Please note:

Leeds Building Society only accepts mortgage applications from intermediaries where they are providing an advised sales service, with the exception of Buy to Let & Holiday Let applications. It is the responsibility of the intermediary to ensure that all applicable law including, without limitation, the Financial Conduct Authority rules on advised mortgage sales are complied with including, without limitation, the provision of adequate explanations.

Back to

A day in the life of a BDM at Leeds Building Society


Bev Ford, Business Development Manager for the West Midlands, on a day in the life of a BDM at Leeds Building Society.

Our BDM for the West Midlands, Bev Ford, has been in the industry for over 20 years and, this year, has been nominated for BDM of the year at the British Mortgage Awards. She was also one of the first female Business Development Managers at Leeds Building Society, so we caught up with Bev to find out how she spends her time and what makes a good BDM.

So Bev, can you talk us through what a typical week looks like for you?
I’m on the road between appointments four days a week, so I have to plan my schedule carefully to make sure I’ve got enough time between appointments to allow for travel and responding to brokers’ needs, whether that be over the phone or via email. I never like to leave it too long to answer brokers’ emails or calls, because most of the time they will need a fast response in order to help their client, so I make sure I’m available on my phone at various points each day.  
Once I’m back home in the afternoon I spend time catching up on admin and planning for the next day’s appointments.
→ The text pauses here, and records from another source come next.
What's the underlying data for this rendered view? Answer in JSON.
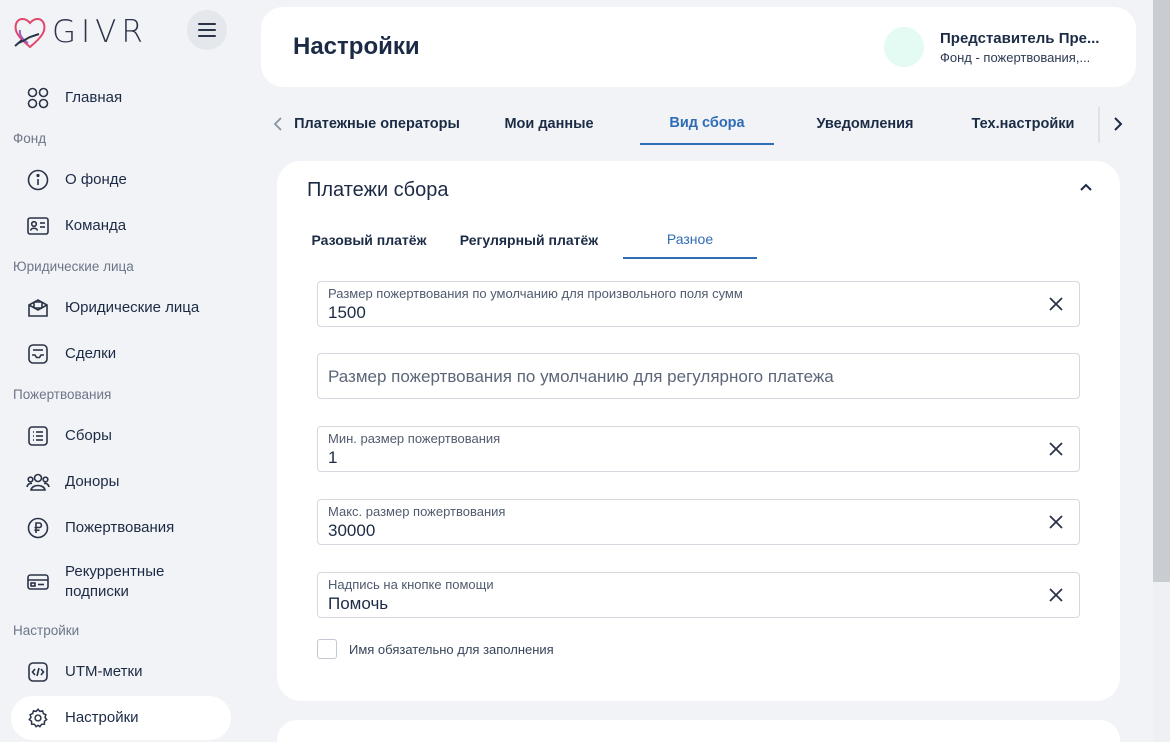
{
  "brand": {
    "name": "GIVR"
  },
  "sidebar": {
    "items": [
      {
        "label": "Главная",
        "icon": "grid-icon"
      },
      {
        "label": "О фонде",
        "icon": "info-icon"
      },
      {
        "label": "Команда",
        "icon": "id-card-icon"
      },
      {
        "label": "Юридические лица",
        "icon": "briefcase-icon"
      },
      {
        "label": "Сделки",
        "icon": "inbox-icon"
      },
      {
        "label": "Сборы",
        "icon": "list-icon"
      },
      {
        "label": "Доноры",
        "icon": "users-icon"
      },
      {
        "label": "Пожертвования",
        "icon": "ruble-icon"
      },
      {
        "label": "Рекуррентные подписки",
        "icon": "card-icon"
      },
      {
        "label": "UTM-метки",
        "icon": "code-icon"
      },
      {
        "label": "Настройки",
        "icon": "gear-icon",
        "active": true
      }
    ],
    "sections": {
      "fund": "Фонд",
      "legal": "Юридические лица",
      "donations": "Пожертвования",
      "settings": "Настройки"
    }
  },
  "header": {
    "title": "Настройки",
    "user_name": "Представитель Пре...",
    "user_org": "Фонд - пожертвования,..."
  },
  "tabs": [
    {
      "label": "Платежные операторы"
    },
    {
      "label": "Мои данные"
    },
    {
      "label": "Вид сбора",
      "active": true
    },
    {
      "label": "Уведомления"
    },
    {
      "label": "Тех.настройки"
    }
  ],
  "card": {
    "title": "Платежи сбора",
    "subtabs": [
      {
        "label": "Разовый платёж"
      },
      {
        "label": "Регулярный платёж"
      },
      {
        "label": "Разное",
        "active": true
      }
    ],
    "fields": {
      "default_amount": {
        "label": "Размер пожертвования по умолчанию для произвольного поля сумм",
        "value": "1500"
      },
      "default_regular": {
        "placeholder": "Размер пожертвования по умолчанию для регулярного платежа"
      },
      "min_amount": {
        "label": "Мин. размер пожертвования",
        "value": "1"
      },
      "max_amount": {
        "label": "Макс. размер пожертвования",
        "value": "30000"
      },
      "button_text": {
        "label": "Надпись на кнопке помощи",
        "value": "Помочь"
      }
    },
    "checkbox": {
      "label": "Имя обязательно для заполнения",
      "checked": false
    }
  },
  "colors": {
    "accent": "#2f6db5",
    "text": "#1c2b45",
    "background": "#f1f3f6",
    "avatar": "#e3fbf2"
  }
}
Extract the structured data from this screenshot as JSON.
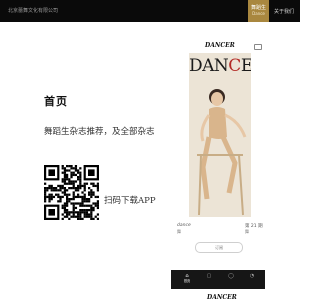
{
  "header": {
    "company": "北京蕾舞文化有限公司",
    "nav_home": "舞蹈生",
    "nav_home_sub": "Dance",
    "nav_about": "关于我们"
  },
  "main": {
    "title": "首页",
    "subtitle": "舞蹈生杂志推荐，及全部杂志",
    "scan_label": "扫码下载APP"
  },
  "phone": {
    "header_logo": "DANCER",
    "cover_title_pre": "DAN",
    "cover_title_accent": "C",
    "cover_title_post": "ER",
    "issue_name": "dance",
    "issue_sub": "舞",
    "issue_no": "第 21 期",
    "issue_no_sub": "舞",
    "subscribe_label": "订阅",
    "tabs": [
      {
        "icon": "⌂",
        "label": "首页"
      },
      {
        "icon": "▢",
        "label": ""
      },
      {
        "icon": "◯",
        "label": ""
      },
      {
        "icon": "◔",
        "label": ""
      }
    ]
  },
  "footer": {
    "logo": "DANCER"
  },
  "colors": {
    "topbar": "#0a0a0a",
    "accent_gold": "#a9873f",
    "cover_red": "#b22a25"
  },
  "icons": [
    "menu-icon",
    "home-icon",
    "magazine-icon",
    "search-icon",
    "user-icon",
    "qr-code"
  ]
}
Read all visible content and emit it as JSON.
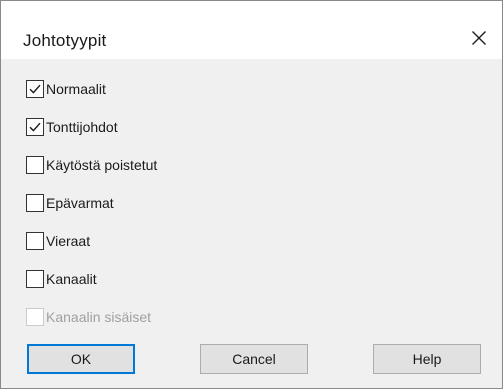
{
  "dialog": {
    "title": "Johtotyypit",
    "close_icon": "close-icon"
  },
  "checkboxes": [
    {
      "label": "Normaalit",
      "checked": true,
      "enabled": true
    },
    {
      "label": "Tonttijohdot",
      "checked": true,
      "enabled": true
    },
    {
      "label": "Käytöstä poistetut",
      "checked": false,
      "enabled": true
    },
    {
      "label": "Epävarmat",
      "checked": false,
      "enabled": true
    },
    {
      "label": "Vieraat",
      "checked": false,
      "enabled": true
    },
    {
      "label": "Kanaalit",
      "checked": false,
      "enabled": true
    },
    {
      "label": "Kanaalin sisäiset",
      "checked": false,
      "enabled": false
    }
  ],
  "buttons": {
    "ok": "OK",
    "cancel": "Cancel",
    "help": "Help"
  },
  "colors": {
    "accent": "#0078d7",
    "client_bg": "#f0f0f0",
    "disabled_text": "#a0a0a0"
  }
}
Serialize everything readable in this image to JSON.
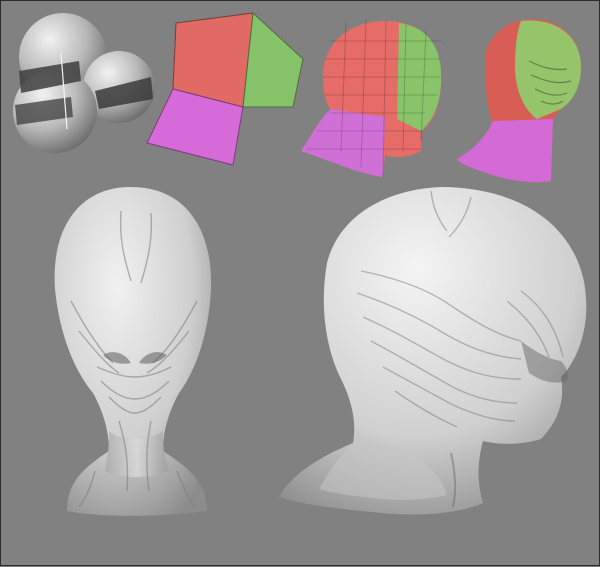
{
  "scene": {
    "background_color": "#818181",
    "stages": [
      {
        "id": "sphere-cluster",
        "colors": {
          "base": "#b9b9b9",
          "dark": "#4a4a4a"
        }
      },
      {
        "id": "color-planes",
        "colors": {
          "red": "#e26a64",
          "green": "#86c26a",
          "magenta": "#d66ad8"
        }
      },
      {
        "id": "lowpoly-head",
        "colors": {
          "red": "#e66c68",
          "green": "#8ac46a",
          "magenta": "#d070d6"
        }
      },
      {
        "id": "sculpted-colored-head",
        "colors": {
          "red": "#d85d55",
          "green": "#95c46a",
          "magenta": "#d46ad6"
        }
      },
      {
        "id": "alien-head-front",
        "colors": {
          "base": "#d9d9d9"
        }
      },
      {
        "id": "alien-head-side",
        "colors": {
          "base": "#d7d7d7"
        }
      }
    ]
  }
}
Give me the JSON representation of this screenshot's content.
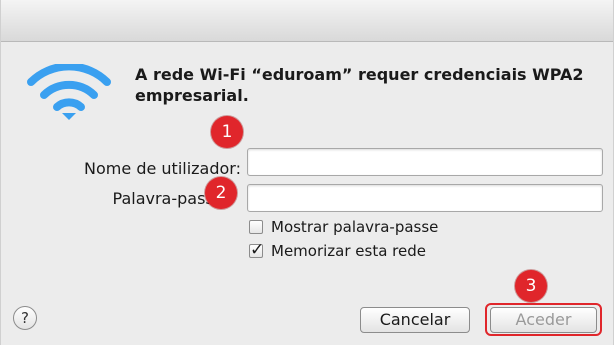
{
  "dialog": {
    "message": "A rede Wi-Fi “eduroam” requer credenciais WPA2 empresarial.",
    "wifi_icon": "wifi-icon"
  },
  "form": {
    "username_label": "Nome de utilizador:",
    "username_value": "",
    "password_label": "Palavra-passe:",
    "password_value": ""
  },
  "options": {
    "show_password_label": "Mostrar palavra-passe",
    "show_password_checked": false,
    "remember_label": "Memorizar esta rede",
    "remember_checked": true
  },
  "buttons": {
    "help_label": "?",
    "cancel_label": "Cancelar",
    "accept_label": "Aceder"
  },
  "annotations": {
    "step1": "1",
    "step2": "2",
    "step3": "3",
    "color": "#e0262b"
  }
}
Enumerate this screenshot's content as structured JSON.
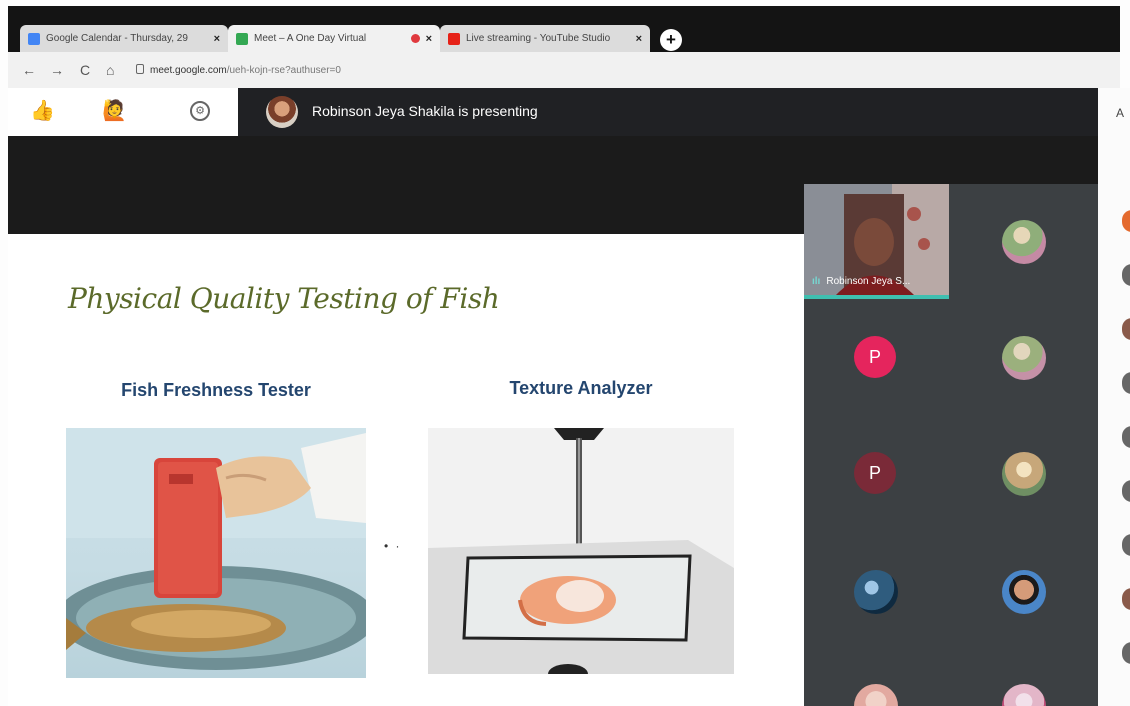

Every appointment I make is different, so they all need to be tailored so I’m offering the most effective service. Sometimes it may be a broker I have a great relationship with, in which case it may just be a case of catching up and going over any recent updates, but it could also be a brand new one, so I’ll need to do my research and make sure I’m tailoring our key messaging, so that I can work out how we can best support them through our products and criteria. Either way, whether there is an existing relationship or not, each appointment is just as important as the last and takes careful preparation.  

How is your time spent when you’re not on the road?
When I’m not on the road it’s about making appointments two or three weeks ahead. My time will be spent ensuring brokers are fully up to date with our product and criteria updates and service news, whether this be via email or with a phone call, I’ll also spend time working on any presentation prep I may have to do if I’m attending any roadshows in the coming weeks. I’ll also take the time to pick up conversations with brokers that I may not have heard from for a while and work on strengthening my relationship with them so that I can better support them in helping their clients. This often means taking the time to make sure everything is packaged up in a way that is bespoke to them and ensuring they are really well looked after.   

Is there a secret to being a good BDM?
There isn’t really a golden secret to being a good BDM, but I’ve always found that spending just as much time with the broker’s admin team as you do with the broker can be a huge help. In some cases it’s the admin team that will input everything for a client and process all the documents, so if you have them onside and give them an understanding of what is required to submit a case effectively with us, then the whole process goes through smoothly and they’re likely to think of us again in the near future! For the brokers I work with that may not have a admin team, it’s about making sure they have a thorough understanding of everything that is needed and ensuring this is maintained throughout the whole process.

I also like to take the time to get to know the broker and their personal circumstances, not just spend time talking about products and services. Getting to know them on a personal level gives you that element of trust, which is absolutely essential. Generally it’s about taking the time to make sure the broker is well looked after. I will always send a thank you follow up note after every appointment, which sums up our conversation, lending criteria and any other questions the broker may have. It’s a way of continuing the conversation and staying in their mind. Yes, it takes time, but it’s so worth doing. As a BDM you have to remember that you are there to help, so that’s exactly what you need to do, and often that means going the extra mile.

It was International Women’s Day on the 8th March. Do you think there is a divide between the amount of men and women in the industry?   
For me, I simply see everyone as my brokers and I don’t differentiate between male and female. In terms of the business development role there are definitely more women coming into the industry now, which is great to see. When I first moved into this role I was one of the first women to do so. Now, there are a lot of female BDMs out there, so the shift has already happened and long may it continue.  

For more information about Leeds Building Society or to speak to one of our team about general enquiries or specific cases, contact one of the BDM team here: